Copts have a long history as a significant Christian minority in Egypt, in which Muslim adherents form the majority. Coptic Christians lost their majority status in Egypt after the 14th century and the spread of Islam in the entirety of North Africa.
|Part of a series on the|
The question of Coptic identity was never raised before the rise of pan-Arabism under Nasser in the early 1950s. Copts viewed themselves as only Coptic Christians without any Arabic identity sentiment that gather 22 Arabic speaking countries. With the rise of pan-Arabism and wars in the region, many Egyptians accepted an Arab identity, but this shift in identity was less prevalent among Copts than among Muslims. Thus, the emergence of Pan-Arabism served to exacerbate the ethnic and religious difference between Coptic Christians and Muslims in Egypt. Persecution is pivotal to Copts' sense of identity.

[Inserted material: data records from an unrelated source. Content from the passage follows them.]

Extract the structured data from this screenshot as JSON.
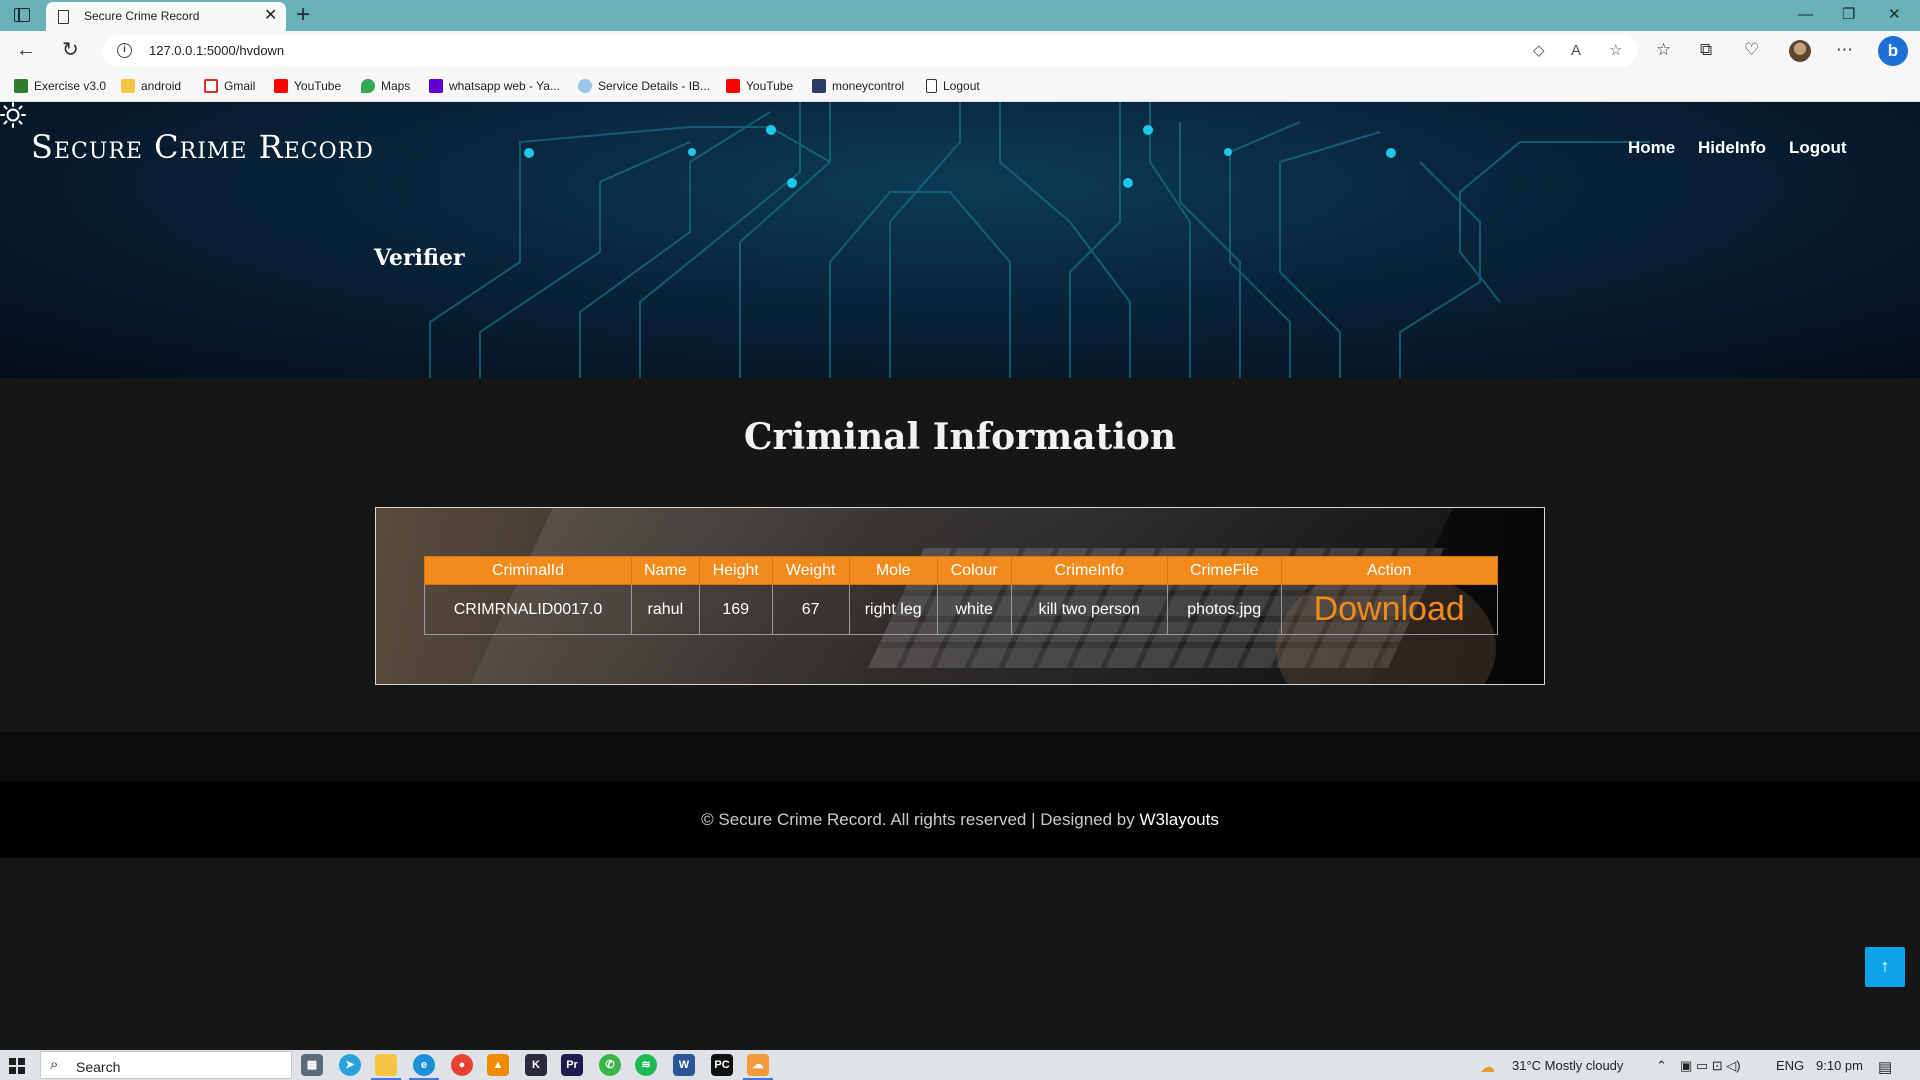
{
  "browser": {
    "tab_title": "Secure Crime Record",
    "url": "127.0.0.1:5000/hvdown",
    "bookmarks": [
      {
        "label": "Exercise v3.0",
        "icon": "w-icon",
        "color": "#2e7d32"
      },
      {
        "label": "android",
        "icon": "folder-icon",
        "color": "#f4c542"
      },
      {
        "label": "Gmail",
        "icon": "gmail-icon",
        "color": "#d93025"
      },
      {
        "label": "YouTube",
        "icon": "youtube-icon",
        "color": "#ff0000"
      },
      {
        "label": "Maps",
        "icon": "maps-pin-icon",
        "color": "#34a853"
      },
      {
        "label": "whatsapp web - Ya...",
        "icon": "yahoo-icon",
        "color": "#6001d2"
      },
      {
        "label": "Service Details - IB...",
        "icon": "cloud-icon",
        "color": "#9ec5ea"
      },
      {
        "label": "YouTube",
        "icon": "youtube-icon",
        "color": "#ff0000"
      },
      {
        "label": "moneycontrol",
        "icon": "moneycontrol-icon",
        "color": "#2b3a67"
      },
      {
        "label": "Logout",
        "icon": "page-icon",
        "color": "#ffffff"
      }
    ]
  },
  "site": {
    "brand": "Secure Crime Record",
    "nav": {
      "home": "Home",
      "hideinfo": "HideInfo",
      "logout": "Logout"
    },
    "hero_heading": "Verifier",
    "section_title": "Criminal Information",
    "accent_color": "#f28b1c"
  },
  "table": {
    "headers": [
      "CriminalId",
      "Name",
      "Height",
      "Weight",
      "Mole",
      "Colour",
      "CrimeInfo",
      "CrimeFile",
      "Action"
    ],
    "rows": [
      {
        "criminal_id": "CRIMRNALID0017.0",
        "name": "rahul",
        "height": "169",
        "weight": "67",
        "mole": "right leg",
        "colour": "white",
        "crime_info": "kill two person",
        "crime_file": "photos.jpg",
        "action": "Download"
      }
    ]
  },
  "footer": {
    "text": "© Secure Crime Record. All rights reserved | Designed by",
    "link": "W3layouts"
  },
  "taskbar": {
    "search_placeholder": "Search",
    "weather": "31°C  Mostly cloudy",
    "language": "ENG",
    "time": "9:10 pm"
  }
}
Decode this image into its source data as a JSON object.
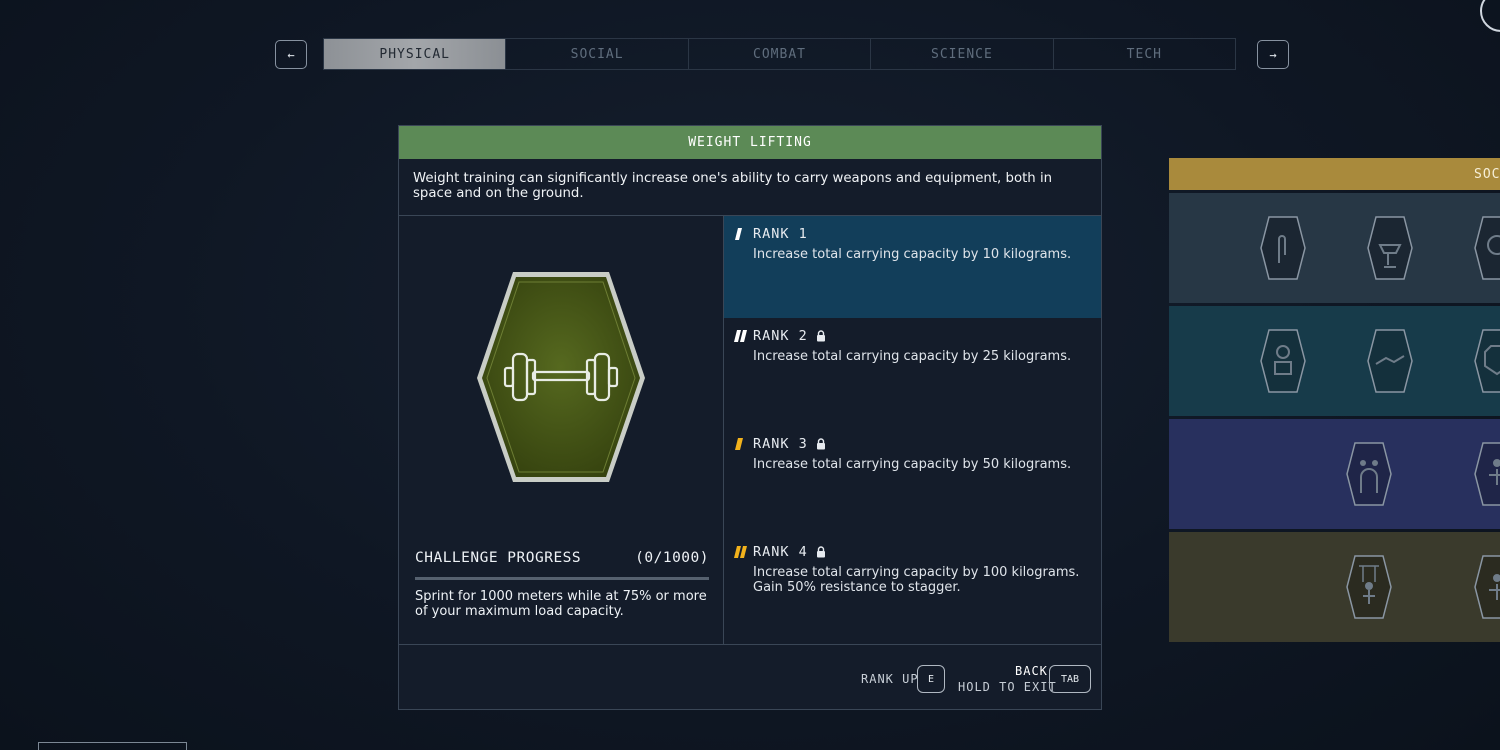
{
  "nav": {
    "prev_label": "←",
    "next_label": "→",
    "tabs": [
      "PHYSICAL",
      "SOCIAL",
      "COMBAT",
      "SCIENCE",
      "TECH"
    ],
    "active_tab": "PHYSICAL"
  },
  "skill": {
    "title": "WEIGHT LIFTING",
    "description": "Weight training can significantly increase one's ability to carry weapons and equipment, both in space and on the ground.",
    "icon": "dumbbell-icon",
    "badge_color": "#4a5a1c"
  },
  "challenge": {
    "label": "CHALLENGE PROGRESS",
    "progress_text": "(0/1000)",
    "progress_value": 0,
    "progress_max": 1000,
    "description": "Sprint for 1000 meters while at 75% or more of your maximum load capacity."
  },
  "ranks": [
    {
      "title": "RANK 1",
      "locked": false,
      "marker_color": "#ffffff",
      "text": "Increase total carrying capacity by 10 kilograms."
    },
    {
      "title": "RANK 2",
      "locked": true,
      "marker_color": "#ffffff",
      "text": "Increase total carrying capacity by 25 kilograms."
    },
    {
      "title": "RANK 3",
      "locked": true,
      "marker_color": "#f2b21c",
      "text": "Increase total carrying capacity by 50 kilograms."
    },
    {
      "title": "RANK 4",
      "locked": true,
      "marker_color": "#f2b21c",
      "text": "Increase total carrying capacity by 100 kilograms. Gain 50% resistance to stagger."
    }
  ],
  "footer": {
    "rank_up_label": "RANK UP",
    "rank_up_key": "E",
    "back_label": "BACK",
    "hold_label": "HOLD TO EXIT",
    "back_key": "TAB"
  },
  "side_panel": {
    "header": "SOCI",
    "header_color": "#a98a3c",
    "rows": [
      {
        "color": "#273745",
        "icons": [
          "hand-icon",
          "fountain-icon",
          "face-icon"
        ]
      },
      {
        "color": "#173b4a",
        "icons": [
          "robot-icon",
          "handshake-icon",
          "beast-icon"
        ]
      },
      {
        "color": "#28305e",
        "icons": [
          "crowd-icon",
          "figure-icon"
        ]
      },
      {
        "color": "#3a3a2c",
        "icons": [
          "puppet-icon",
          "figure-icon"
        ]
      }
    ]
  },
  "colors": {
    "accent_green": "#5c8a56",
    "active_rank_bg": "#123e5a",
    "rank_gold": "#f2b21c"
  }
}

Studies have showed the ancient Egyptians to be genetically intermediary between the populations of Southern Europe and Nubia (two frequently-used reference points). A study of Coptic immigrants from Egypt indicated that they have common ancestry with populations in Egypt, as well as also sharing common ancestry with populations of the southern Levant and Saudi Arabia.